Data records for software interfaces
++++++
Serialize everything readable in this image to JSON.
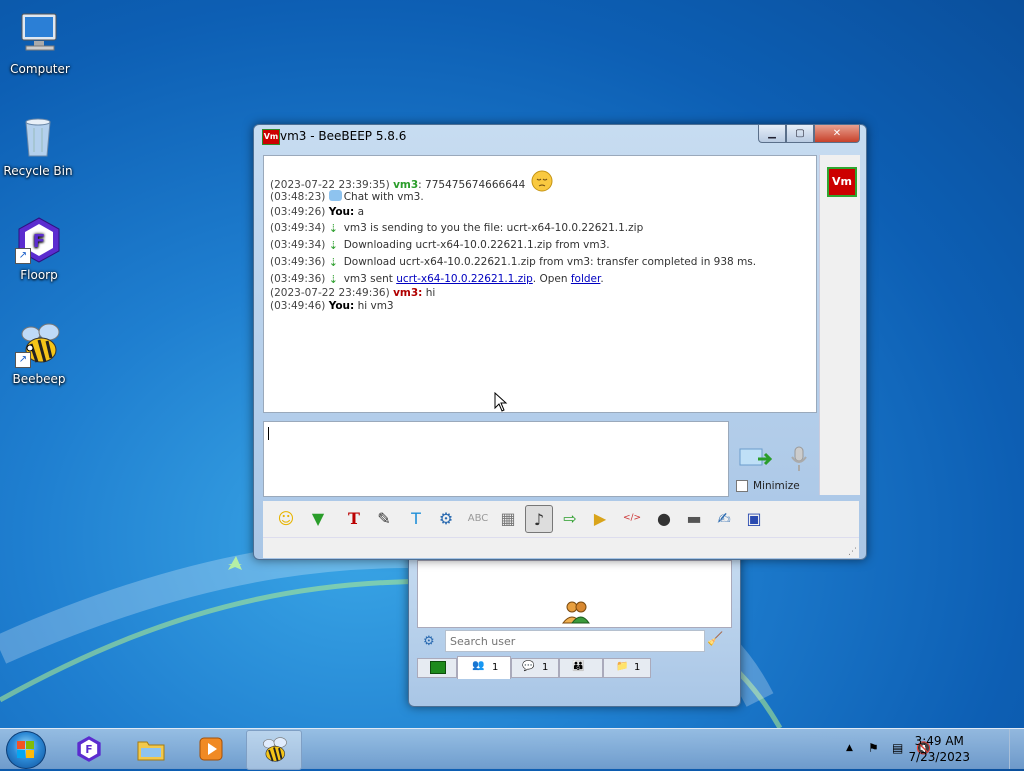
{
  "desktop": {
    "icons": [
      {
        "label": "Computer"
      },
      {
        "label": "Recycle Bin"
      },
      {
        "label": "Floorp"
      },
      {
        "label": "Beebeep"
      }
    ]
  },
  "chat_window": {
    "title": "vm3 - BeeBEEP 5.8.6",
    "logo_text": "Vm",
    "messages": [
      {
        "ts": "(2023-07-22 23:39:35)",
        "name": "vm3",
        "sep": ": ",
        "text": "775475674666644"
      },
      {
        "ts": "(03:48:23)",
        "text": "Chat with vm3."
      },
      {
        "ts": "(03:49:26)",
        "name": "You:",
        "text": " a"
      },
      {
        "ts": "(03:49:34)",
        "text": "vm3 is sending to you the file: ucrt-x64-10.0.22621.1.zip"
      },
      {
        "ts": "(03:49:34)",
        "text": "Downloading ucrt-x64-10.0.22621.1.zip from vm3."
      },
      {
        "ts": "(03:49:36)",
        "text": "Download ucrt-x64-10.0.22621.1.zip from vm3: transfer completed in 938 ms."
      },
      {
        "ts": "(03:49:36)",
        "text_pre": "vm3 sent ",
        "link1": "ucrt-x64-10.0.22621.1.zip",
        "text_mid": ". Open ",
        "link2": "folder",
        "text_post": "."
      },
      {
        "ts": "(2023-07-22 23:49:36)",
        "name": "vm3:",
        "text": " hi"
      },
      {
        "ts": "(03:49:46)",
        "name": "You:",
        "text": " hi vm3"
      }
    ],
    "minimize_label": "Minimize",
    "avatar_text": "Vm"
  },
  "main_window": {
    "search_placeholder": "Search user",
    "tabs": [
      {
        "count": "1"
      },
      {
        "count": "1"
      },
      {
        "count": ""
      },
      {
        "count": "1"
      }
    ]
  },
  "taskbar": {
    "time": "3:49 AM",
    "date": "7/23/2023"
  },
  "colors": {
    "accent_green": "#2a9d2a",
    "accent_red": "#b00000",
    "link_blue": "#0000c0"
  }
}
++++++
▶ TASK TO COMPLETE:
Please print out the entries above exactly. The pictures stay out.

▶ ANSWER FOR THIS EXERCISE:
Serialize everything readable in this image to JSON.
{
  "desktop": {
    "icons": [
      {
        "label": "Computer"
      },
      {
        "label": "Recycle Bin"
      },
      {
        "label": "Floorp"
      },
      {
        "label": "Beebeep"
      }
    ]
  },
  "chat_window": {
    "title": "vm3 - BeeBEEP 5.8.6",
    "logo_text": "Vm",
    "messages": [
      {
        "ts": "(2023-07-22 23:39:35)",
        "name": "vm3",
        "sep": ": ",
        "text": "775475674666644"
      },
      {
        "ts": "(03:48:23)",
        "text": "Chat with vm3."
      },
      {
        "ts": "(03:49:26)",
        "name": "You:",
        "text": " a"
      },
      {
        "ts": "(03:49:34)",
        "text": "vm3 is sending to you the file: ucrt-x64-10.0.22621.1.zip"
      },
      {
        "ts": "(03:49:34)",
        "text": "Downloading ucrt-x64-10.0.22621.1.zip from vm3."
      },
      {
        "ts": "(03:49:36)",
        "text": "Download ucrt-x64-10.0.22621.1.zip from vm3: transfer completed in 938 ms."
      },
      {
        "ts": "(03:49:36)",
        "text_pre": "vm3 sent ",
        "link1": "ucrt-x64-10.0.22621.1.zip",
        "text_mid": ". Open ",
        "link2": "folder",
        "text_post": "."
      },
      {
        "ts": "(2023-07-22 23:49:36)",
        "name": "vm3:",
        "text": " hi"
      },
      {
        "ts": "(03:49:46)",
        "name": "You:",
        "text": " hi vm3"
      }
    ],
    "minimize_label": "Minimize",
    "avatar_text": "Vm"
  },
  "main_window": {
    "search_placeholder": "Search user",
    "tabs": [
      {
        "count": "1"
      },
      {
        "count": "1"
      },
      {
        "count": ""
      },
      {
        "count": "1"
      }
    ]
  },
  "taskbar": {
    "time": "3:49 AM",
    "date": "7/23/2023"
  },
  "colors": {
    "accent_green": "#2a9d2a",
    "accent_red": "#b00000",
    "link_blue": "#0000c0"
  }
}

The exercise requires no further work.